Much has been written about the Millennial generation, those who are roughly between the ages of 18 to 35. As the largest generation in population since the Baby Boomers, the younger sect is coming of age and influencing the American workforce and economy in new ways.
Living below the poverty line
One recent study explores "head of household" status among the age group, using that measurement to explore the differences between generations. One striking note in the study is that poverty rates are higher for the Millennial generation. Roughly 5.3 million of U.S. households living at the poverty rate were Millennials, out of 17 million households in that range total. In other words, about 31 percent of those in poverty are Millennials, compared to about 25 percent being Generation X and just over 29 percent being Baby Boomers.
Living below the defined poverty line leads to greater economic hardship. Fewer and small savings accounts are available for emergencies like medical care, and borrowing and debt increase to meet daily needs. Millennials also rent at a higher rate than other generations, which means they have less property to use as collateral when borrowing.
The ongoing student loan crisis is well documented, and it's common for many to carry significant credit card debt, medical bills and have other expenses like car loans that chew up income. For many, paying these bills is a challenge and a medical bill may be paid using a credit card instead of out of pocket, meaning the interest continues to grow.
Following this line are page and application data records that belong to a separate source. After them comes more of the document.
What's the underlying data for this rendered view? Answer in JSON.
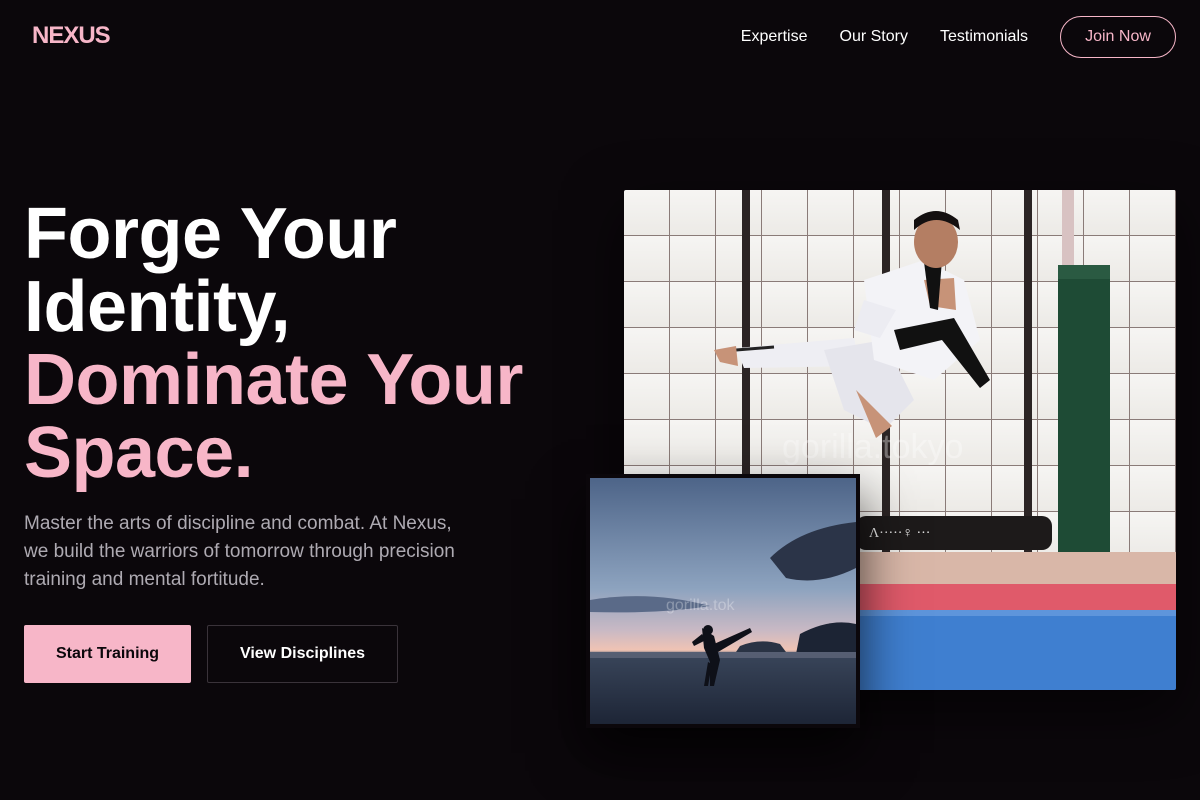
{
  "brand": {
    "logo": "NEXUS",
    "accent_color": "#f7b6c8",
    "background_color": "#0b070b"
  },
  "nav": {
    "links": [
      "Expertise",
      "Our Story",
      "Testimonials"
    ],
    "cta": "Join Now"
  },
  "hero": {
    "headline_lines": [
      {
        "text": "Forge Your",
        "color": "white"
      },
      {
        "text": "Identity,",
        "color": "white"
      },
      {
        "text": "Dominate Your",
        "color": "pink"
      },
      {
        "text": "Space.",
        "color": "pink"
      }
    ],
    "subtext": "Master the arts of discipline and combat. At Nexus, we build the warriors of tomorrow through precision training and mental fortitude.",
    "primary_button": "Start Training",
    "secondary_button": "View Disciplines"
  },
  "images": {
    "main": {
      "watermark": "gorilla.tokyo",
      "banner_text": "Λ·····♀ ···"
    },
    "small": {
      "watermark": "gorilla.tok"
    }
  }
}
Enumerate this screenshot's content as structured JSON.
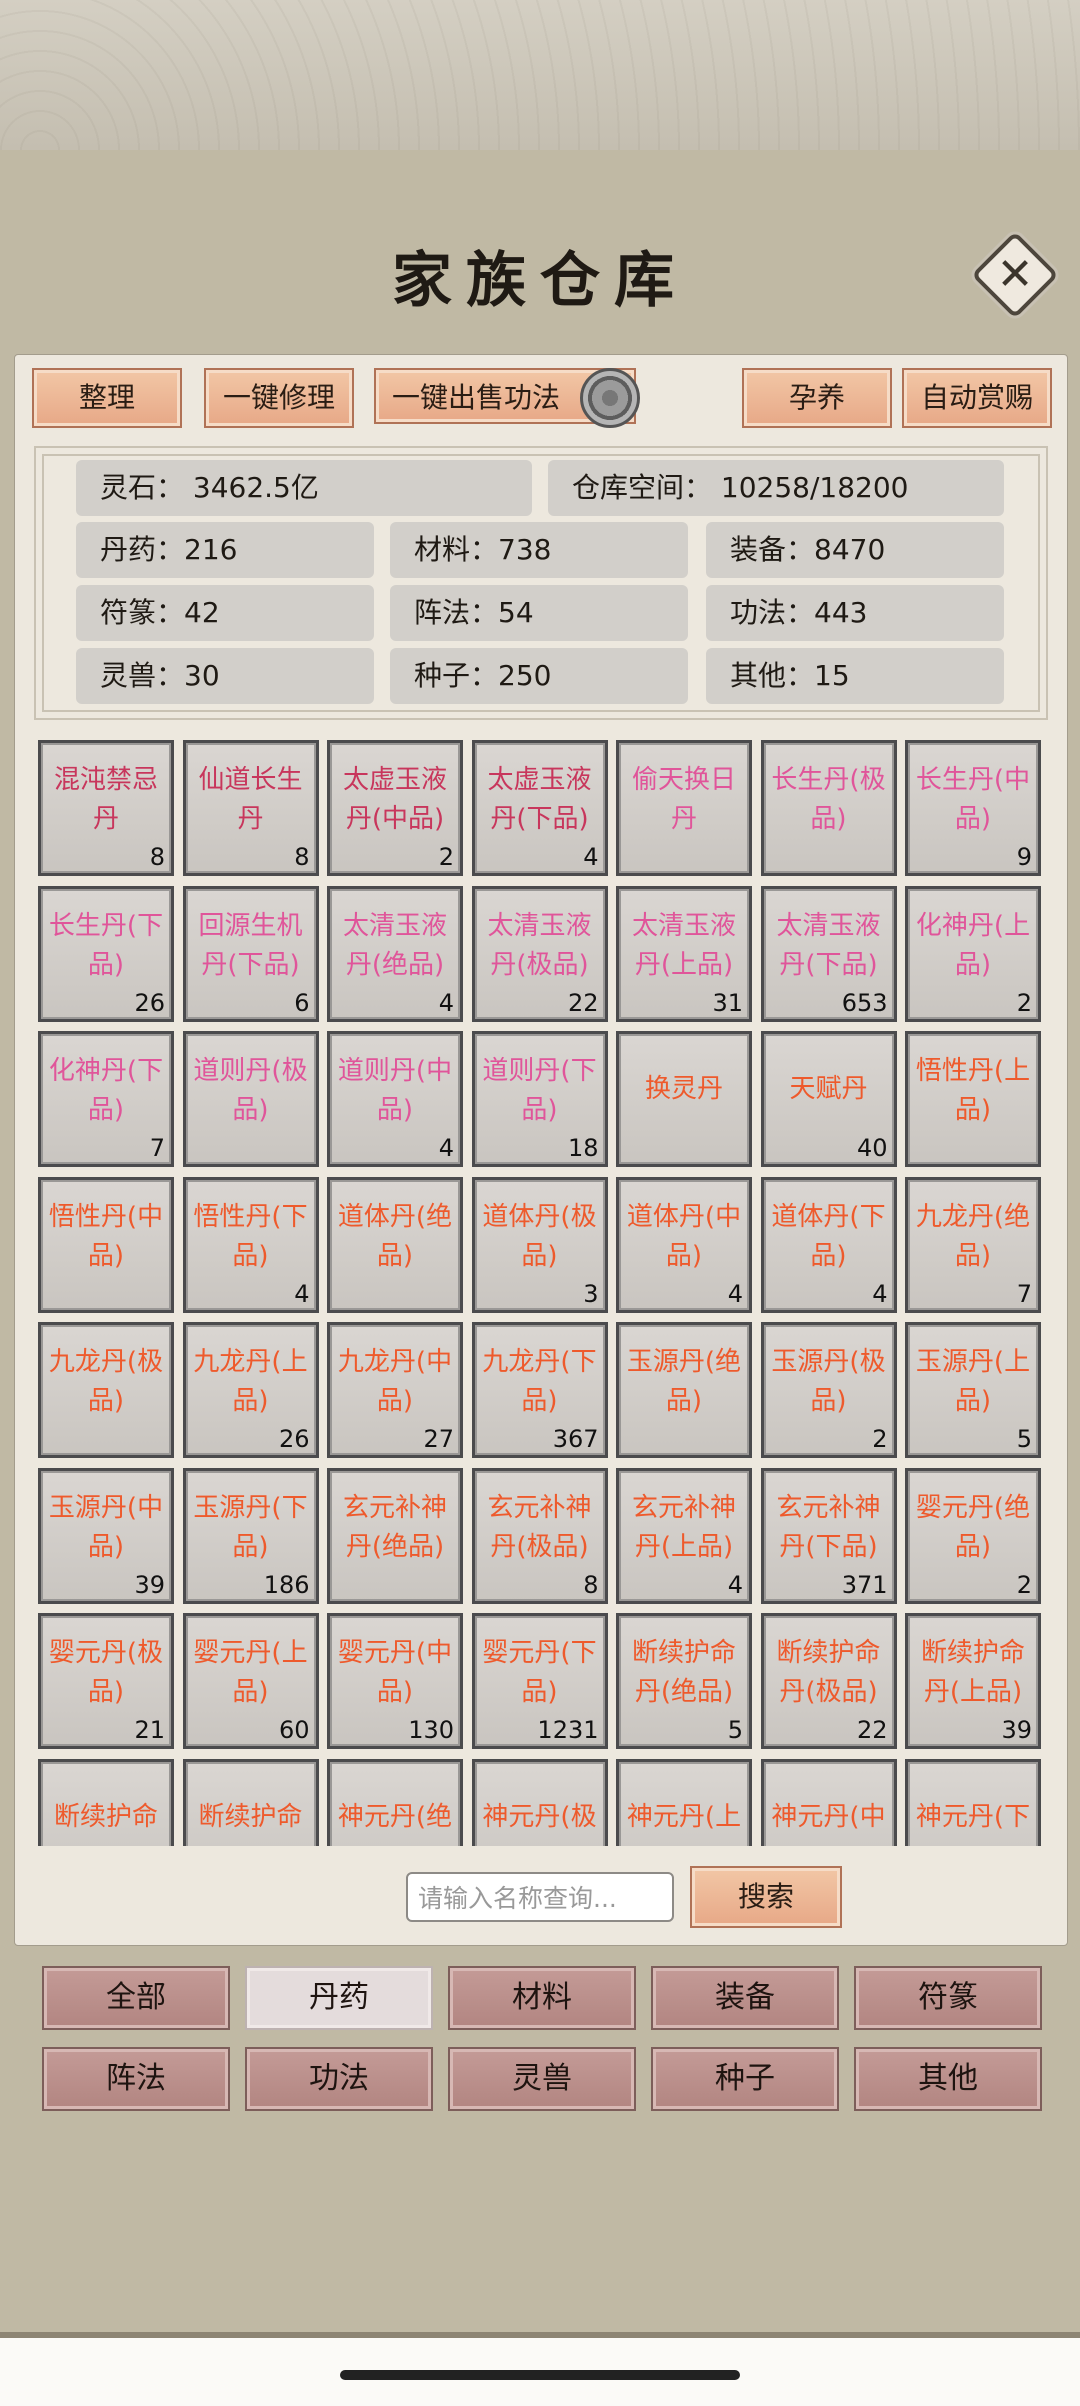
{
  "title": "家族仓库",
  "close_icon": "✕",
  "toolbar": {
    "sort": "整理",
    "repair_all": "一键修理",
    "sell_skills": "一键出售功法",
    "nurture": "孕养",
    "auto_reward": "自动赏赐"
  },
  "stats": {
    "spirit_stone": "灵石：  3462.5亿",
    "capacity": "仓库空间：   10258/18200",
    "pills": "丹药：216",
    "materials": "材料：738",
    "equipment": "装备：8470",
    "talismans": "符篆：42",
    "formations": "阵法：54",
    "skills": "功法：443",
    "beasts": "灵兽：30",
    "seeds": "种子：250",
    "other": "其他：15"
  },
  "colors": {
    "gold_tier": "#c8365c",
    "pink_tier": "#e0559a",
    "orange_tier": "#ee5a2c"
  },
  "items": [
    {
      "l1": "混沌禁忌",
      "l2": "丹",
      "count": "8",
      "tier": "gold"
    },
    {
      "l1": "仙道长生",
      "l2": "丹",
      "count": "8",
      "tier": "gold"
    },
    {
      "l1": "太虚玉液",
      "l2": "丹(中品)",
      "count": "2",
      "tier": "gold"
    },
    {
      "l1": "太虚玉液",
      "l2": "丹(下品)",
      "count": "4",
      "tier": "gold"
    },
    {
      "l1": "偷天换日",
      "l2": "丹",
      "count": "",
      "tier": "pink"
    },
    {
      "l1": "长生丹(极",
      "l2": "品)",
      "count": "",
      "tier": "pink"
    },
    {
      "l1": "长生丹(中",
      "l2": "品)",
      "count": "9",
      "tier": "pink"
    },
    {
      "l1": "长生丹(下",
      "l2": "品)",
      "count": "26",
      "tier": "pink"
    },
    {
      "l1": "回源生机",
      "l2": "丹(下品)",
      "count": "6",
      "tier": "pink"
    },
    {
      "l1": "太清玉液",
      "l2": "丹(绝品)",
      "count": "4",
      "tier": "pink"
    },
    {
      "l1": "太清玉液",
      "l2": "丹(极品)",
      "count": "22",
      "tier": "pink"
    },
    {
      "l1": "太清玉液",
      "l2": "丹(上品)",
      "count": "31",
      "tier": "pink"
    },
    {
      "l1": "太清玉液",
      "l2": "丹(下品)",
      "count": "653",
      "tier": "pink"
    },
    {
      "l1": "化神丹(上",
      "l2": "品)",
      "count": "2",
      "tier": "pink"
    },
    {
      "l1": "化神丹(下",
      "l2": "品)",
      "count": "7",
      "tier": "pink"
    },
    {
      "l1": "道则丹(极",
      "l2": "品)",
      "count": "",
      "tier": "pink"
    },
    {
      "l1": "道则丹(中",
      "l2": "品)",
      "count": "4",
      "tier": "pink"
    },
    {
      "l1": "道则丹(下",
      "l2": "品)",
      "count": "18",
      "tier": "pink"
    },
    {
      "l1": "换灵丹",
      "l2": "",
      "count": "",
      "tier": "orange"
    },
    {
      "l1": "天赋丹",
      "l2": "",
      "count": "40",
      "tier": "orange"
    },
    {
      "l1": "悟性丹(上",
      "l2": "品)",
      "count": "",
      "tier": "orange"
    },
    {
      "l1": "悟性丹(中",
      "l2": "品)",
      "count": "",
      "tier": "orange"
    },
    {
      "l1": "悟性丹(下",
      "l2": "品)",
      "count": "4",
      "tier": "orange"
    },
    {
      "l1": "道体丹(绝",
      "l2": "品)",
      "count": "",
      "tier": "orange"
    },
    {
      "l1": "道体丹(极",
      "l2": "品)",
      "count": "3",
      "tier": "orange"
    },
    {
      "l1": "道体丹(中",
      "l2": "品)",
      "count": "4",
      "tier": "orange"
    },
    {
      "l1": "道体丹(下",
      "l2": "品)",
      "count": "4",
      "tier": "orange"
    },
    {
      "l1": "九龙丹(绝",
      "l2": "品)",
      "count": "7",
      "tier": "orange"
    },
    {
      "l1": "九龙丹(极",
      "l2": "品)",
      "count": "",
      "tier": "orange"
    },
    {
      "l1": "九龙丹(上",
      "l2": "品)",
      "count": "26",
      "tier": "orange"
    },
    {
      "l1": "九龙丹(中",
      "l2": "品)",
      "count": "27",
      "tier": "orange"
    },
    {
      "l1": "九龙丹(下",
      "l2": "品)",
      "count": "367",
      "tier": "orange"
    },
    {
      "l1": "玉源丹(绝",
      "l2": "品)",
      "count": "",
      "tier": "orange"
    },
    {
      "l1": "玉源丹(极",
      "l2": "品)",
      "count": "2",
      "tier": "orange"
    },
    {
      "l1": "玉源丹(上",
      "l2": "品)",
      "count": "5",
      "tier": "orange"
    },
    {
      "l1": "玉源丹(中",
      "l2": "品)",
      "count": "39",
      "tier": "orange"
    },
    {
      "l1": "玉源丹(下",
      "l2": "品)",
      "count": "186",
      "tier": "orange"
    },
    {
      "l1": "玄元补神",
      "l2": "丹(绝品)",
      "count": "",
      "tier": "orange"
    },
    {
      "l1": "玄元补神",
      "l2": "丹(极品)",
      "count": "8",
      "tier": "orange"
    },
    {
      "l1": "玄元补神",
      "l2": "丹(上品)",
      "count": "4",
      "tier": "orange"
    },
    {
      "l1": "玄元补神",
      "l2": "丹(下品)",
      "count": "371",
      "tier": "orange"
    },
    {
      "l1": "婴元丹(绝",
      "l2": "品)",
      "count": "2",
      "tier": "orange"
    },
    {
      "l1": "婴元丹(极",
      "l2": "品)",
      "count": "21",
      "tier": "orange"
    },
    {
      "l1": "婴元丹(上",
      "l2": "品)",
      "count": "60",
      "tier": "orange"
    },
    {
      "l1": "婴元丹(中",
      "l2": "品)",
      "count": "130",
      "tier": "orange"
    },
    {
      "l1": "婴元丹(下",
      "l2": "品)",
      "count": "1231",
      "tier": "orange"
    },
    {
      "l1": "断续护命",
      "l2": "丹(绝品)",
      "count": "5",
      "tier": "orange"
    },
    {
      "l1": "断续护命",
      "l2": "丹(极品)",
      "count": "22",
      "tier": "orange"
    },
    {
      "l1": "断续护命",
      "l2": "丹(上品)",
      "count": "39",
      "tier": "orange"
    },
    {
      "l1": "断续护命",
      "l2": "",
      "count": "",
      "tier": "orange"
    },
    {
      "l1": "断续护命",
      "l2": "",
      "count": "",
      "tier": "orange"
    },
    {
      "l1": "神元丹(绝",
      "l2": "",
      "count": "",
      "tier": "orange"
    },
    {
      "l1": "神元丹(极",
      "l2": "",
      "count": "",
      "tier": "orange"
    },
    {
      "l1": "神元丹(上",
      "l2": "",
      "count": "",
      "tier": "orange"
    },
    {
      "l1": "神元丹(中",
      "l2": "",
      "count": "",
      "tier": "orange"
    },
    {
      "l1": "神元丹(下",
      "l2": "",
      "count": "",
      "tier": "orange"
    }
  ],
  "search": {
    "placeholder": "请输入名称查询...",
    "button": "搜索"
  },
  "categories": [
    "全部",
    "丹药",
    "材料",
    "装备",
    "符篆",
    "阵法",
    "功法",
    "灵兽",
    "种子",
    "其他"
  ],
  "active_category": "丹药"
}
It can feel like a never-ending cycle: a trap that the borrower can't escape.
The debt cycle
For those who can't reduce monthly payments on interest and other growing charges, creditors may begin to call seeking payment and it's difficult to prioritize and control the bills as they mount. Bankruptcy is a form of protection for consumers. Some fear the social stigma of declaring bankruptcy, but the intention of the process is to help consumers get back on their feet, not to skip out on payments.
There are several options available, many of which restructure payments to make debt less of a burden, sometimes forgiving partial or entire sums in the process. It proves a solution to a growing problem so debt and interest costs don't hurt an individual's ability to meet daily needs.
Shedding light on a problem
While the data about poverty among the Millennial generation is noteworthy, there are always additional factors behind any study. Many Millennials move out of their family homes at a later age, for example. The study also notes that this age group is more diverse in racial and ethnic background. Statistically speaking, minority populations have higher rates of poverty as well, which would influence these figures. Additionally, younger people are still gaining career traction as compared to those in their forties and fifties, who have typically reached their earning potential.
The study sheds light on problems facing many Americans. Just as the data reflects trends but does not explain individual circumstances, each household has unique challenges. If debt is encroaching on quality of life and the ability to keep up, bankruptcy or another form of debt relief may offer a solution.